The Moonlit Stream

By Elaine Farragher

For relief from the stresses and strains of life, there is nothing like spending a few hours sitting beside a flowing river. A river, unlike a lake, moves. It is going somewhere. It’s like life passing you by, and for a change it’s rather nice to just sit there and let it.

Of course, if you want a placid experience, it’s better to sit beside a river that is deep and slow-moving, usually an “older river”, or one just before it enters a lake or the ocean. Here it has already been through the rough plunges, twists, turns and rapids of its youth, further up in the higher land where it had its beginning. For a river, in general terms, begins life slowly, with the trickle of brooks and streams, becomes strong and energetic further down, and becomes placid when reaching the bottom lands and deltas at the end of its existence.

A river in its upper reaches tends to be fast flowing, how fast depending on how steep the land is. Thus it has more power to erode through the silt and sand to the rock below, carrying stones and even small boulders along with it. This is the “collecting” phase, when it picks up and sweeps along everything in its path. As it moves along, it also dissolves minerals in the rocks, and tumbles rocks and stones together, making them smooth and round. In an old stream bed, you won’t find a lot of rough edges and sharp crevices. However, because of the cutting action of the fast water, the stream bed will be V-shaped and the banks steep.

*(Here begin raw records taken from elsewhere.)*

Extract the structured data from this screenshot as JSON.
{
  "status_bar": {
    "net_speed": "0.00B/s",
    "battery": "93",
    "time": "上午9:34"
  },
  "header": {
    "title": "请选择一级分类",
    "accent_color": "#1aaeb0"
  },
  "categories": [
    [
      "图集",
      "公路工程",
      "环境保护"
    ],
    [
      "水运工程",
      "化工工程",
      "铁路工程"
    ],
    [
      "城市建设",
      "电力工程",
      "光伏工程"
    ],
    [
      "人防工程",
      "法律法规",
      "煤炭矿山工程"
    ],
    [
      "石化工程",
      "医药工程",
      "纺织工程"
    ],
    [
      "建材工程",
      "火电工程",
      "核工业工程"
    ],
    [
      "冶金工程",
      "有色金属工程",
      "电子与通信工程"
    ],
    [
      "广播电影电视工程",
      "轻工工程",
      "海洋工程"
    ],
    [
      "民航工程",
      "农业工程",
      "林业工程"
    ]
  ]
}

It is at this stage that waterfalls are formed. Since some rock is hard and some is soft, the soft rock gets worn away more quickly. Where a band of hard rock crosses the river, a pool will form, until the water cascades over the hard rock to the softer rock below, eroding it further. Gradually the force of the water over the fall erodes the rock at the bottom of it, undermining the harder rock above and causing the waterfall to retreat upstream, creating a steep gorge downstream.

As the fast, explosive young river reaches more gently sloping lands, the river slows down. No longer strong enough to pick up particles, it now begins to deposit what it has collected upstream. Since its cutting and eroding powers are reduced, it starts to meander, turning this way and that, depending on the lay of the land. However, it still has some power to erode. The current along the outer bank of a curving river will flow more quickly than along the inner bank, carving away at the outer and depositing sediment on the inner, thus increasing the curve of a river.

The banks of the rivers are now commonly muddy. Water loving plants and trees such as cedars and willows, able to withstand the occasional flood, will line its banks and the atmosphere will be lush, deep and quiet.

As the river enters the lake or sea, the sediments collected upstream will be dropped, often choking the mouth of the river with mud flats over which the flowing water must flow to reach the lake. The build-up of sediments creates deltas which can be so broad and flat, and so intersected by a bewildering number of branched and separate streams, that it is sometimes hard to find your way through them to the open water beyond.

One trick to aid the lost boater, is to watch the weeds at the bottom of the river bed and go wherever they point, since no matter how slow the current, the river vegetation will bend with it. If there are no weeds, try stirring up a little of the sediment and watching which way it settles.

Rivers have always had a great many uses for mankind, from travel corridors to power generators. Modern man has also made great use of them as handy and continuous flush toilets for all the garbage and wastes it produces. Nothing like dumping your chemicals into the river and watching the waters just sweep them away – out of sight, out of mind.

Unfortunately, rivers are also the collectors of nature’s most precious and easily destroyed resource – fresh water – the stuff that every creature, man or animal, depends on to survive. Our bodies are, after all, 99% water. It is time we treated our rivers with the reverence they deserve.

Elaine Farragher

Subject headings

Lakes & RiversNatureRiversSaugeen River